What is metaphysics? At the beginning of the history of Western philosophy in ancient Greece, Aristotle was questioning the “origin of everything.” Metaphysics is a branch of philosophy concerned with explaining the fundamental nature of being and the world by trying to answer two basic questions: “What is there?” and “What is like?”
The metaphysicist attempts to clarify the fundamental notions by which people understand the world. This includes the definition of object, property, space, time, causality, and possibility. Meta means beyond or transcending. Therefore metaphysics studies beyond the physical realm of science.
Recently, I again read Metaphysics, a book written by Emerich Coreth from Austria. I had read this over 35 years ago after my friend, Justin Morais, a medical doctor from Singapore, sent me an essay written by Dr. Larry Malerba, DO from New York. The title of the article was, “Is modern medicine more science or religion?”
According to Dr. Malerba, in a condensed version, modern medicine projects the image of scientific rigor but has all the hallmarks of a system of religious belief. The practical consequence of its insular perspective is the dead-end system of Western medical materialism that we have today.
Repair of the physical body is erroneously equated with healing. In its quest for objectivity, medicine has rejected its spiritual roots and lost sight of its humanity. It arrogantly rejects the wisdom of thousands of years of human history, is fragmented to the point of dissociation, devoid of common sense, preoccupied with short-term material goals, a slave to its financial overlords, and utterly lacking in the requisite spiritual knowledge that would enable it to find its way out of its self-imposed foolishness.
Furthermore, he continues, modern medicine is like “the church of medicine” which clings ferociously to its worldview when challenged by congregants (patients). It displays an unusual degree of intolerance when faced with non-believers who dare to ask questions. It is a closed belief system that does not allow innovation or new ideas.
Like any good faith, the church of medicine stands on the authority of its sacred texts. The randomized double-blind placebo-controlled trial is the gold standard that assures the purity of church doctrine. The sacred studies are the only source of true knowledge; all other forms of knowledge are held to be inferior or just anecdotal evidence. There is little if any room for dissent inside the cathedrals (hospitals and medical schools) of medicine. Those with innovative ideas are commonly treated as pariahs.

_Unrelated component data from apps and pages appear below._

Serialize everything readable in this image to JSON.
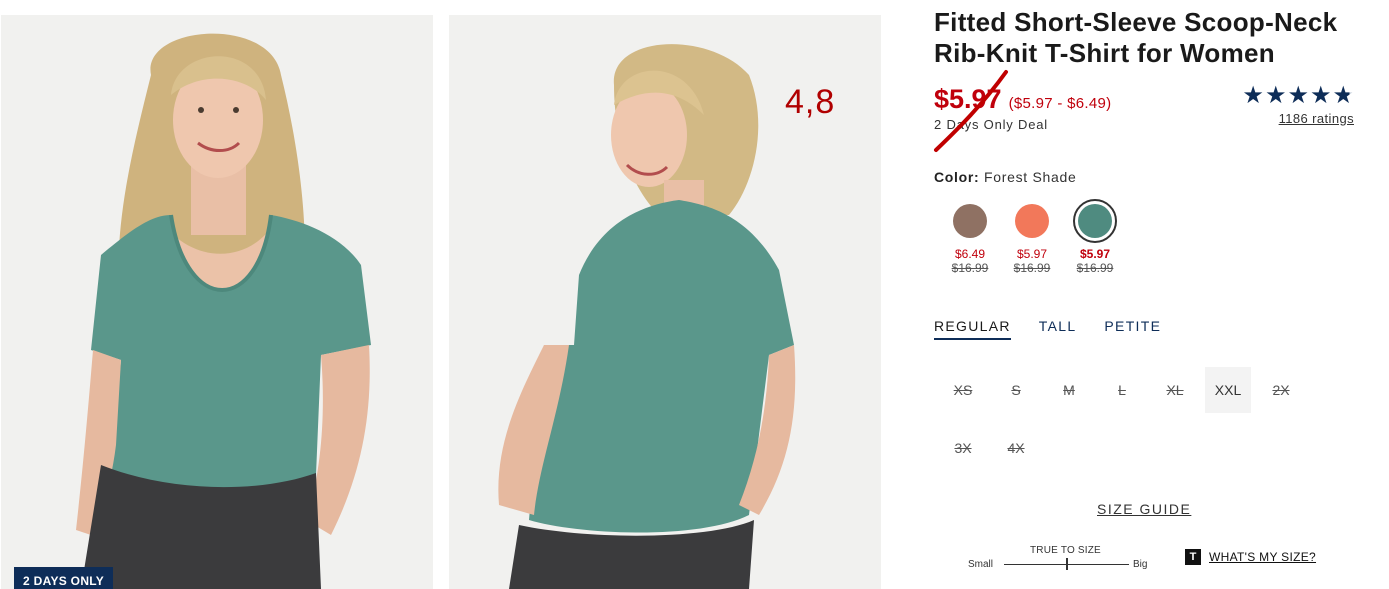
{
  "product": {
    "title": "Fitted Short-Sleeve Scoop-Neck Rib-Knit T-Shirt for Women",
    "price": "$5.97",
    "price_range": "($5.97 - $6.49)",
    "deal": "2 Days Only Deal",
    "rating_value": 4.8,
    "rating_count": "1186 ratings"
  },
  "images": {
    "badge": "2 DAYS ONLY",
    "overlay_number": "4,8"
  },
  "color": {
    "label": "Color:",
    "selected": "Forest Shade",
    "swatches": [
      {
        "name": "brown",
        "hex": "#8f7163",
        "price": "$6.49",
        "original": "$16.99"
      },
      {
        "name": "coral",
        "hex": "#f2785a",
        "price": "$5.97",
        "original": "$16.99"
      },
      {
        "name": "forest-shade",
        "hex": "#4f8b80",
        "price": "$5.97",
        "original": "$16.99"
      }
    ]
  },
  "fit_tabs": [
    "REGULAR",
    "TALL",
    "PETITE"
  ],
  "sizes": [
    {
      "label": "XS",
      "available": false
    },
    {
      "label": "S",
      "available": false
    },
    {
      "label": "M",
      "available": false
    },
    {
      "label": "L",
      "available": false
    },
    {
      "label": "XL",
      "available": false
    },
    {
      "label": "XXL",
      "available": true
    },
    {
      "label": "2X",
      "available": false
    },
    {
      "label": "3X",
      "available": false
    },
    {
      "label": "4X",
      "available": false
    }
  ],
  "size_guide": "SIZE GUIDE",
  "fit_scale": {
    "title": "TRUE TO SIZE",
    "small": "Small",
    "big": "Big"
  },
  "whats_my_size": {
    "icon": "T",
    "label": "WHAT'S MY SIZE?"
  },
  "colors": {
    "sale_red": "#c0000c",
    "navy": "#0e2d58",
    "shirt_green": "#5a978b",
    "strike_red": "#c00000"
  }
}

By contrast, most forms of holistic health and healing, on the other hand, begin with the fundamental assumption that we are spiritual beings temporarily inhabiting physical bodies during our time here on the physical plane. If this truth is to be honored, spiritual laws and energetic principles must be taken into account when we consider issues of health and illness.
Modern medicine has degenerated into a shadow of its original purpose, preoccupied with politics and intoxicated by its own power. The new medical religion is predicated upon mechanism, reductionism, and materialism, and has set itself up in opposition to common sense, spiritual understanding, and holism. Medicine cannot be healed until it comes to the realization that these traits are not enemies but complementary principles that should be working together as a unified whole.
You may or may not agree with Dr. Malerba’s harsh arguments but they certainly will stir your emotions, causing you to ask the same question, “Is Modern Medicine more science or religion?” You can read his whole passionate essay at NaturalNews.com. He is the author of, Green Medicine: Challenging the Assumptions of Conventional Health Care.
Inspired by Dr. Malerba’s essay and reading the book, Metaphysics, by Emerich Coreth, I recognized that most of the metaphysics in medicine has been addressing medical ethics and the issues of the beginning (and abortion) and end of life (and euthanasia), but not challenging the shortfall of compartmentalized, reductionist, Western medical science which we call Evidence Based Medicine.
I always thought that our medical training was rigorous and science-based, but authoritarian, top down, and requiring discipline like in the military with no room to challenge authority. When a medical professional challenges the system, he or she is at risk of losing their medical license.
So, what is medicine? And what is practicing medicine? When I think about it, my patients often tell me that they take their medications or vitamin pills religiously like taking communion. This phenomenon of taking medications religiously and following the medical doctor’s recommendations like the Ten Commandments seems like the metamorphosis of modern medicine into a pseudo-religious experience. We need to bring Spiritual Wellness into the healing process but not necessarily pseudo-religion into medicine. I better stop talking about metaphysics and medicine. After all, I still don’t fully grasp the meaning of Metaphysics!